Not all of Rock’s jokes landed, and he made some strange digressions—at one point, he mocked Jada Pinkett Smith for boycotting the ceremony, saying she wasn’t invited. To close his speech out, he made fun of the growing trend to ask actresses on the red carpet about more than the dresses they’re wearing, a slightly thudding topic to wrap such a hard-hitting monologue. But in general, the opening was just what the ceremony needed.

The Big Short Wins Best Adapted Screenplay

Charles Randolph and Adam McKay won Best Adapted Screenplay for their work on The Big Short, based on Michael Lewis's book about the 2008 financial crisis. McKay, who commented on the pervasive influence of big money in government in his acceptance speech, is also nominated for Best Director.

Spotlight Wins Best Original Screenplay

The first Oscar of the night goes to Spotlight for best original screenplay. In their acceptance speech, the screenwriters Tom McCarthy and Josh Singer dedicated the film to “all the journalists who hold the powerful accountable.”

Lady Gaga and the Other Issue of the Night

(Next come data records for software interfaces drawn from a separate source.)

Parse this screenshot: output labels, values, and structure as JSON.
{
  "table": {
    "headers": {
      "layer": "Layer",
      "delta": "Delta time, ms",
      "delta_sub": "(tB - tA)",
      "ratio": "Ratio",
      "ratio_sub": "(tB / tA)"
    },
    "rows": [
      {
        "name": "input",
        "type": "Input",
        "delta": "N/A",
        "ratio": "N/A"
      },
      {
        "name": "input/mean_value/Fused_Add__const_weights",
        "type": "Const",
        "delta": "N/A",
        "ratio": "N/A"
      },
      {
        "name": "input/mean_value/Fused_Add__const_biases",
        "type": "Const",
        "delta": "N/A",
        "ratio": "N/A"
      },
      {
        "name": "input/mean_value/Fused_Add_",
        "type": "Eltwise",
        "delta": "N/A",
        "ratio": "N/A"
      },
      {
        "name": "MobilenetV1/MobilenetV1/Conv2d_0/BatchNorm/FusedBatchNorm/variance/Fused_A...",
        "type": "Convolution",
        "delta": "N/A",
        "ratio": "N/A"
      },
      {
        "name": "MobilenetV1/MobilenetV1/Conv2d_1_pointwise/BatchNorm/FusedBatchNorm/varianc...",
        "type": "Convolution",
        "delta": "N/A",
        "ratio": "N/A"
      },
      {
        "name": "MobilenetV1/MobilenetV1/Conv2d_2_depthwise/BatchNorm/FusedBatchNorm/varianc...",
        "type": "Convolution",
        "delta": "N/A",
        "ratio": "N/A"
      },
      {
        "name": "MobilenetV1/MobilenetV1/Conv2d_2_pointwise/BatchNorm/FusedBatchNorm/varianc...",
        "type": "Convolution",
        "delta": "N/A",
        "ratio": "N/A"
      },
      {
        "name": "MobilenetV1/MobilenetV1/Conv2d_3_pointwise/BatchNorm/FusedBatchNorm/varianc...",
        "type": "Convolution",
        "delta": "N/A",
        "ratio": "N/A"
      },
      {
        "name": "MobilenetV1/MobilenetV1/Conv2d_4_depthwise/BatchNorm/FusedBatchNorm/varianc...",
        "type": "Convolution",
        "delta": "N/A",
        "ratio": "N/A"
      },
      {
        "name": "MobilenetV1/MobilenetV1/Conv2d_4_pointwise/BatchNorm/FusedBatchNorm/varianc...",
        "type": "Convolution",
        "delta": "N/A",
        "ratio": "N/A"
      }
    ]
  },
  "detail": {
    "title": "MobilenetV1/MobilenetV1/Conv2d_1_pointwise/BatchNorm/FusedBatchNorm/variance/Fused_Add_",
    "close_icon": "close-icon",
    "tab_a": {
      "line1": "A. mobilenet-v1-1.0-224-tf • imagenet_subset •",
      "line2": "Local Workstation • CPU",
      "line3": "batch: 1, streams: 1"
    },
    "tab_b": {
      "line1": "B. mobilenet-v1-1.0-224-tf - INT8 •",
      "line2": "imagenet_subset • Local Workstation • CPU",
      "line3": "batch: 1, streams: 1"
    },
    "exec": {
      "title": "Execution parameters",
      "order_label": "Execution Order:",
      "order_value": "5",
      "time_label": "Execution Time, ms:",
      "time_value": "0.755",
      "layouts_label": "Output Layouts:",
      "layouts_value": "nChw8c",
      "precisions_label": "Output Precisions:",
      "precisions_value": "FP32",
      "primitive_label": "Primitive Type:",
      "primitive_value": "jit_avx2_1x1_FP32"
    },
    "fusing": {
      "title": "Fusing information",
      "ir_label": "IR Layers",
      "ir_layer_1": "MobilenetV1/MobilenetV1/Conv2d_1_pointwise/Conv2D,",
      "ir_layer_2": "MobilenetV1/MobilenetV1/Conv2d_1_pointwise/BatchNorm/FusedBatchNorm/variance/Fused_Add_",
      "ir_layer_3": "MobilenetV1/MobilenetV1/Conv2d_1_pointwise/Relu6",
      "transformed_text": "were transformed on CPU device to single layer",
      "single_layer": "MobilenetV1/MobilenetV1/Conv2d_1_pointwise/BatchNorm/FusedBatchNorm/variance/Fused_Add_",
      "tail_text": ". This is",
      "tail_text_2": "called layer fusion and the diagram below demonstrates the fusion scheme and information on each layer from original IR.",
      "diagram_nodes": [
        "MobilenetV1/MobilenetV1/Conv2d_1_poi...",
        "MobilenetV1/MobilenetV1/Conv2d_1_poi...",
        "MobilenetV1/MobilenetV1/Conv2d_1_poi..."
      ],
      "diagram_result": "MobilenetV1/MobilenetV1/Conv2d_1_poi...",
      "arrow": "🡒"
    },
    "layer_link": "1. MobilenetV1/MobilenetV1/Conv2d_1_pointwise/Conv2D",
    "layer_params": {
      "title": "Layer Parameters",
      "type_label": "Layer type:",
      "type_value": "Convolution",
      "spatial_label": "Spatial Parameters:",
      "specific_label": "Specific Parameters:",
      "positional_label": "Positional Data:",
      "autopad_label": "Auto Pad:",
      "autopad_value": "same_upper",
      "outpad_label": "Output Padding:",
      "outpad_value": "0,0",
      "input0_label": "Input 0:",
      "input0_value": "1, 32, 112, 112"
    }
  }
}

The ceremony has been defined by questions about racial inclusion, but there’s another social-issue sub-theme: sexual assault. Joe Biden will introduce a performance from Lady Gaga, whose nominated song “Till It Happens to You” was recorded for The Hunting Ground, a documentary about rape on college campuses. Speaking on the red carpet, Gaga mentioned her own sexual assault as well as the statistics saying that one in five women will be raped in college. A number of other nominated films, like Spotlight and Room, also revolve around sexual predation.

Whoopi Goldberg Is Not Oprah

Oh, no. This tweet—since deleted—is really not a good way to begin the Oscars ceremony. It is, however, a really good reminder of the ways #OscarsSoWhite extends beyond the Oscars themselves. —Megan Garber


Anticipating the 2016 Academy Awards

Prior to the start of the 2016 Academy Awards, there’s currently more speculation about what will be in Chris Rock’s opening routine than who the actual winners will be. Predictions for most of the major categories are settled—solid favorites include Leonardo DiCaprio, Brie Larson, and Sylvester Stallone—but in the year of #OscarsSoWhite and Academy rule changes, Rock’s monologue should be the main event. The word is that he’s been working through the material in small L.A. comedy clubs, and the primary question is just how hard-hitting he’ll be in a year when there have been more headlines about the all-white acting nominees than the movies themselves.

One of the few major awards that’s still anyone’s guess is Best Picture—though The Revenant came on strong late in the season, collecting the Golden Globe and the crucial Directors Guild Award, only its star DiCaprio seems guaranteed for success. Will Oscar voters pick that movie’s epic scale over the hard-hitting true story of Spotlight or the anarchic Wall Street satire of The Big Short? The Revenant has to overcome the fact that its director, Alejandro G. Iñárritu, won Best Picture and Best Director last year for Birdman, and that kind of a back-to-back repeat is historically rare. But in a divided year, it’s currently in pole position. —David Sims